A series meeting designers, creatives and makers in the world of craft. Craft takes many forms from products to processes, objects to original techniques, handcrafted materials to printed paper. We have a great appreciation and love of craft and will be sharing a series over the coming months of people working hard in this space. What inspires them, what motivates them, what drives them. Stay tuned as we delve into their processes and share the inner workings of some great modern-day makers.
Kicking off the series in style, we grab a chat with Ren Valuzyte; the Chicago-raised, Lithuanian-descendant, now living and running her textile design venture in London. Catching our eye a few months back Ren’s work captures a raw visual aesthetic, promoting the texture of her homeland-sourced-linen and bold painted woodblock prints in a warm and homely collection of beautiful products. After learning a thing or two about linen, how a failed career in woodwork inspired her new venture and the backstory to her family’s history in fabric factories, we've shared Ren's story below.
Hey Ren! Great to get the opportunity to chat with you as part of our Craft feature. Can you tell our followers a little bit about yourself and what you do?
I’m a textile designer based in London and I produce a range of hand printed linen homewares. I have a family connection to linen, so it’s most prevalent in my product range. Earlier this year I released a small line of mindful womenswear made locally in London only using natural fabrics that are good for the wearer and considerate of the environment.
Can you take us back to the beginning and how it all started for you?

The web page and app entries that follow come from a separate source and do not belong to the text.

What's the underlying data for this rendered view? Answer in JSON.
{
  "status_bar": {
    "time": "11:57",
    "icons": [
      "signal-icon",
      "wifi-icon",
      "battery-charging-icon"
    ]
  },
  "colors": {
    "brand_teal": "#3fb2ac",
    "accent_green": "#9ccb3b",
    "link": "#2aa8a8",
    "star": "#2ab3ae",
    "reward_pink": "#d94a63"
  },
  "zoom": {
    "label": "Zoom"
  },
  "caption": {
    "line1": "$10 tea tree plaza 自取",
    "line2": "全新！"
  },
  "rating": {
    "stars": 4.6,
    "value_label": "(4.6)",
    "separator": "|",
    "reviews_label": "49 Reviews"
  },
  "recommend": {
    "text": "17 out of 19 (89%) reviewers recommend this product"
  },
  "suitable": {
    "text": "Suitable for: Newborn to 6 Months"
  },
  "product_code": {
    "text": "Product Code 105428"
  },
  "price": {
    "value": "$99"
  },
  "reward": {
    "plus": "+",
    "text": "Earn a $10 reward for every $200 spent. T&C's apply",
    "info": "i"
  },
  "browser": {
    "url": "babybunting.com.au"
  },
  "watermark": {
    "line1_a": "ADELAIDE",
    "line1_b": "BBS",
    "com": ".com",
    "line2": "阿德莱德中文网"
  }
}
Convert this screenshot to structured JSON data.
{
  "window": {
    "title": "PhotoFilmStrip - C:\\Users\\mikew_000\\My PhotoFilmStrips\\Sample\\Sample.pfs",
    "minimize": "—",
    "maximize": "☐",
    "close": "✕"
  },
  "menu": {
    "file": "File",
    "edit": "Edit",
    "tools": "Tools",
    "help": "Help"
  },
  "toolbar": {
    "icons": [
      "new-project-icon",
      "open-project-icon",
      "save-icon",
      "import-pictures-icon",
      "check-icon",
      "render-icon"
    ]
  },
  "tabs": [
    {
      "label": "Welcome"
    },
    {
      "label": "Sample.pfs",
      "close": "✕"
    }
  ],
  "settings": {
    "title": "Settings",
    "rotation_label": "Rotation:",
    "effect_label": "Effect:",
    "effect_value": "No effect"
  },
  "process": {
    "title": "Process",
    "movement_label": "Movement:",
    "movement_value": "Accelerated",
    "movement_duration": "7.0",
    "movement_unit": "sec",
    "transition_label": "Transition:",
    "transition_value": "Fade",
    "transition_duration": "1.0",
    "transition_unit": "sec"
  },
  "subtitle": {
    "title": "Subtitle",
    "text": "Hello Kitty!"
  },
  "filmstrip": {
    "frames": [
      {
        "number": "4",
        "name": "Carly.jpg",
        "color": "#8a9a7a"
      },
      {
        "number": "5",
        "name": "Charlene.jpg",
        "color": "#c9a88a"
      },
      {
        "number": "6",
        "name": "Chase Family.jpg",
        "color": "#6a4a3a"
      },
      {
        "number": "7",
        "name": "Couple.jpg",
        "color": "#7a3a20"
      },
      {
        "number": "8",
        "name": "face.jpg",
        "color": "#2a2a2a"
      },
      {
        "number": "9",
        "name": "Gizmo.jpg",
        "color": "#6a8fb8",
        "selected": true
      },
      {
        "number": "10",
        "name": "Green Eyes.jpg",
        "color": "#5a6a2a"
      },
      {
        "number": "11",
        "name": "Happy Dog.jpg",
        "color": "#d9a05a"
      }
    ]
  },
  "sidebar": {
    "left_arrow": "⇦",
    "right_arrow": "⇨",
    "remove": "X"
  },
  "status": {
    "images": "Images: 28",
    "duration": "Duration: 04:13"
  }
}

I managed a building of artists studios where I encountered small and established creative businesses, individuals and artists, and it’s where I worked up the courage to pursue my own creative endeavours. I initially took up wood working, but soon transitioned into textiles and that’s where I’m at now. An interest in African mud cloth, indigo dyeing and other various ways of embellishing cloth led me to experiment with printing. I used wooden off cuts from my old wood working studio and printed on linen fabrics I had hoarded over time from a local dead-stock fabric supplier. Dubious about the quality of cloth I was buying I got in touch with my grandmother who spent close to 40 years working in a flax mill. She happily put me in touch with her old workplace and they are now my supplier of linen that I use both for my homeware and clothing range.
Dubious about the quality of cloth I was buying I got in touch with my grandmother who spent close to 40 years working in a flax mill.
Can you tell us more about where your ideas begin and the process you go through in bringing them to life?
A shape, colour or a combination might strike me and it might be as simple as a road sign or an element of architecture, or it could be a work of abstract art. After that is very much trial and error. There’s been many ideas that have not translated very well onto cloth.
What project are you most proud of?
My partnership with Toast and teaching block printing workshops to their customers has been pretty special. Toast tells such a beautiful and consistent story through their clothes, images, events and shop interiors, so it’s a brand I’m delighted to be aligned with.
What are you working on now?
Finishing touches on S/S18 clothing line.
We love that you run workshops to share your knowledge. Can you tell us more about them and how can people get involved?
Basic block printing using wooden blocks. I’m happy with the technique I use, I love the finish I get on cloth and the imperfect nature of each motif. It also allows me to be spontaneous and in the moment while printing.
What equipment and techniques do you like to use? Are there any new-found ones you’d like to experiment with?
My style of block printing is very paired down and fairly easy to teach. It feels really great to see people get into it, think creatively, take ownership of their design, get messy and craft something with their hands. I really enjoy facilitating them and there’s the added bonus of promoting my brand. Before the year end I’m hoping to run a workshop where my guests can design and make their own printing block. Some upcoming dates:
It feels really great to see people get into it, think creatively, take ownership of their design, get messy and craft something with their hands.
What’s next for Ren London?
I’m exploring other natural, sustainable fabrics and materials and would really like to expand the homewares range into woollens.
Tell us something unexpected or memorable your work has led you to do or achieve?
I’ve had several really kind and humbling emails from people that have purchased my stuff and it blew me away that it can touch people in such a way.
What’s your personal motto?
I have 3 letters permanently scribbled on my ankle. NBD - no big deal. It was a joke, but it reminds me to keep things light.
3 top tips for anyone wanting to become a maker & creator?
Try different things.
Be open to change.
Trust your gut.